======== Records supplied ========

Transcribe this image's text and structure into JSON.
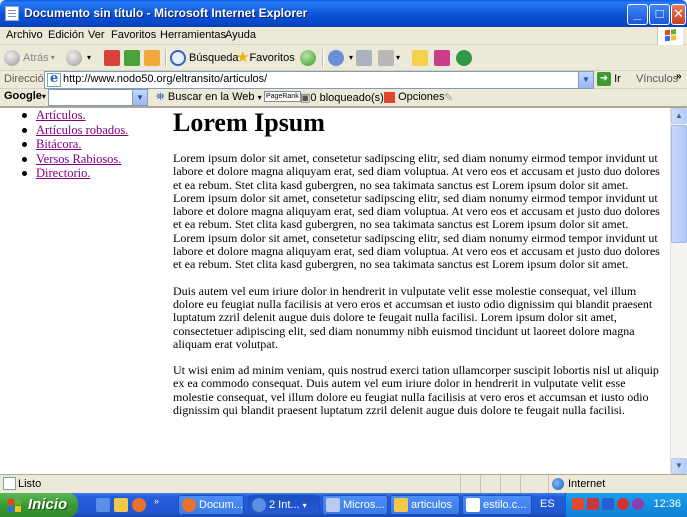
{
  "window": {
    "title": "Documento sin título - Microsoft Internet Explorer",
    "minimize": "_",
    "maximize": "□",
    "close": "✕"
  },
  "menu": [
    "Archivo",
    "Edición",
    "Ver",
    "Favoritos",
    "Herramientas",
    "Ayuda"
  ],
  "toolbar": {
    "back": "Atrás",
    "search": "Búsqueda",
    "favorites": "Favoritos"
  },
  "address": {
    "label": "Dirección",
    "url": "http://www.nodo50.org/eltransito/articulos/",
    "go": "Ir",
    "links": "Vínculos"
  },
  "google_bar": {
    "logo": "Google",
    "search_web": "Buscar en la Web",
    "pagerank": "PageRank",
    "blocked": "0 bloqueado(s)",
    "options": "Opciones"
  },
  "nav": [
    "Artículos.",
    "Artículos robados.",
    "Bitácora.",
    "Versos Rabiosos.",
    "Directorio."
  ],
  "content": {
    "heading": "Lorem Ipsum",
    "paragraphs": [
      "Lorem ipsum dolor sit amet, consetetur sadipscing elitr, sed diam nonumy eirmod tempor invidunt ut labore et dolore magna aliquyam erat, sed diam voluptua. At vero eos et accusam et justo duo dolores et ea rebum. Stet clita kasd gubergren, no sea takimata sanctus est Lorem ipsum dolor sit amet. Lorem ipsum dolor sit amet, consetetur sadipscing elitr, sed diam nonumy eirmod tempor invidunt ut labore et dolore magna aliquyam erat, sed diam voluptua. At vero eos et accusam et justo duo dolores et ea rebum. Stet clita kasd gubergren, no sea takimata sanctus est Lorem ipsum dolor sit amet. Lorem ipsum dolor sit amet, consetetur sadipscing elitr, sed diam nonumy eirmod tempor invidunt ut labore et dolore magna aliquyam erat, sed diam voluptua. At vero eos et accusam et justo duo dolores et ea rebum. Stet clita kasd gubergren, no sea takimata sanctus est Lorem ipsum dolor sit amet.",
      "Duis autem vel eum iriure dolor in hendrerit in vulputate velit esse molestie consequat, vel illum dolore eu feugiat nulla facilisis at vero eros et accumsan et iusto odio dignissim qui blandit praesent luptatum zzril delenit augue duis dolore te feugait nulla facilisi. Lorem ipsum dolor sit amet, consectetuer adipiscing elit, sed diam nonummy nibh euismod tincidunt ut laoreet dolore magna aliquam erat volutpat.",
      "Ut wisi enim ad minim veniam, quis nostrud exerci tation ullamcorper suscipit lobortis nisl ut aliquip ex ea commodo consequat. Duis autem vel eum iriure dolor in hendrerit in vulputate velit esse molestie consequat, vel illum dolore eu feugiat nulla facilisis at vero eros et accumsan et iusto odio dignissim qui blandit praesent luptatum zzril delenit augue duis dolore te feugait nulla facilisi."
    ]
  },
  "status": {
    "text": "Listo",
    "zone": "Internet"
  },
  "taskbar": {
    "start": "Inicio",
    "tasks": [
      "Docum...",
      "2 Int...",
      "Micros...",
      "articulos",
      "estilo.c..."
    ],
    "language": "ES",
    "clock": "12:36"
  }
}
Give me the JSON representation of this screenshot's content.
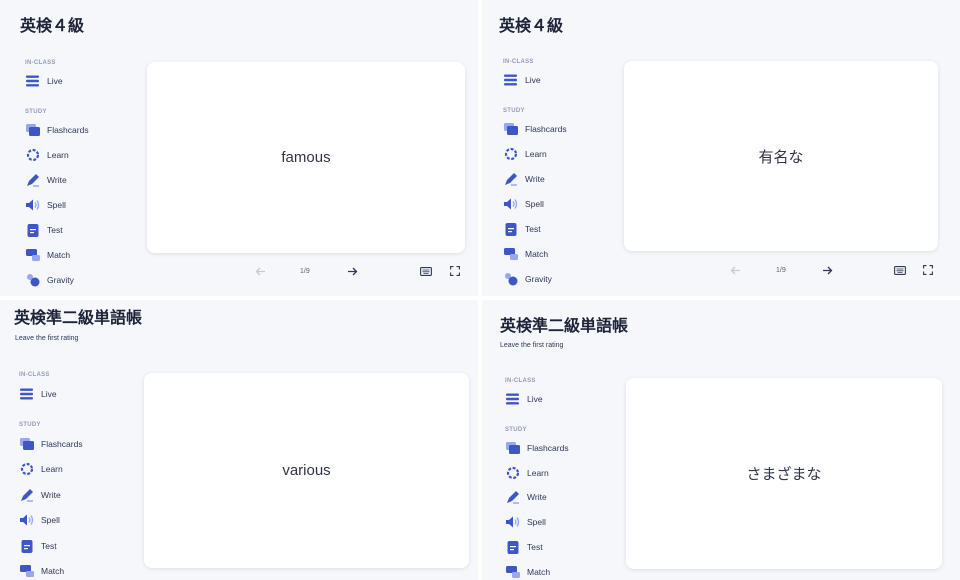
{
  "panels": [
    {
      "title": "英検４級",
      "rating": "",
      "sections": {
        "in_class": "IN-CLASS",
        "study": "STUDY"
      },
      "nav": [
        "Live",
        "Flashcards",
        "Learn",
        "Write",
        "Spell",
        "Test",
        "Match",
        "Gravity"
      ],
      "card_text": "famous",
      "counter": "1/9"
    },
    {
      "title": "英検４級",
      "rating": "",
      "sections": {
        "in_class": "IN-CLASS",
        "study": "STUDY"
      },
      "nav": [
        "Live",
        "Flashcards",
        "Learn",
        "Write",
        "Spell",
        "Test",
        "Match",
        "Gravity"
      ],
      "card_text": "有名な",
      "counter": "1/9"
    },
    {
      "title": "英検準二級単語帳",
      "rating": "Leave the first rating",
      "sections": {
        "in_class": "IN-CLASS",
        "study": "STUDY"
      },
      "nav": [
        "Live",
        "Flashcards",
        "Learn",
        "Write",
        "Spell",
        "Test",
        "Match"
      ],
      "card_text": "various",
      "counter": ""
    },
    {
      "title": "英検準二級単語帳",
      "rating": "Leave the first rating",
      "sections": {
        "in_class": "IN-CLASS",
        "study": "STUDY"
      },
      "nav": [
        "Live",
        "Flashcards",
        "Learn",
        "Write",
        "Spell",
        "Test",
        "Match"
      ],
      "card_text": "さまざまな",
      "counter": ""
    }
  ],
  "icons": [
    "live-icon",
    "flashcards-icon",
    "learn-icon",
    "write-icon",
    "spell-icon",
    "test-icon",
    "match-icon",
    "gravity-icon"
  ],
  "colors": {
    "accent": "#4255ff",
    "icon_blue": "#3f57c6",
    "icon_light": "#98a8f0",
    "background": "#f6f7fb",
    "card": "#ffffff"
  }
}
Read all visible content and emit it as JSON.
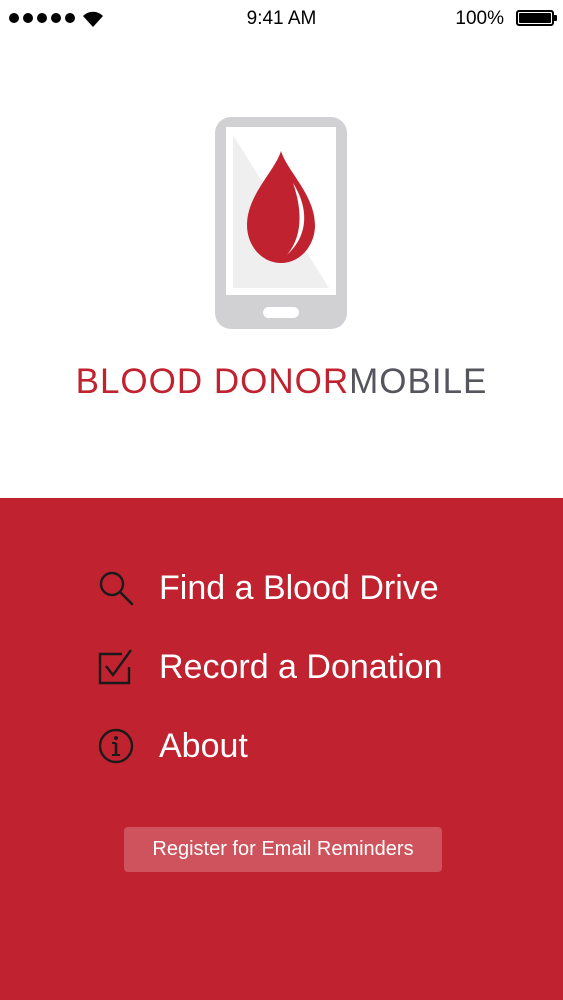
{
  "status_bar": {
    "time": "9:41 AM",
    "battery_percent": "100%",
    "battery_level": 1.0,
    "signal_bars": 5,
    "signal_icon": "signal-dots-icon",
    "wifi_icon": "wifi-icon",
    "battery_icon": "battery-icon"
  },
  "app": {
    "logo_icon": "phone-blood-drop-icon",
    "title_part1": "BLOOD DONOR",
    "title_part2": "MOBILE"
  },
  "menu": {
    "items": [
      {
        "label": "Find a Blood Drive",
        "icon": "search-icon"
      },
      {
        "label": "Record a Donation",
        "icon": "checkbox-icon"
      },
      {
        "label": "About",
        "icon": "info-icon"
      }
    ],
    "register_label": "Register for Email Reminders"
  },
  "colors": {
    "brand_red": "#c0232f",
    "title_gray": "#55555d",
    "phone_gray": "#d1d1d4",
    "menu_text": "#ffffff",
    "icon_stroke": "#1a1a1a"
  }
}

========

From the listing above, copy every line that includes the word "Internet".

    "title": "Documento sin título - Microsoft Internet Explorer",
    "zone": "Internet"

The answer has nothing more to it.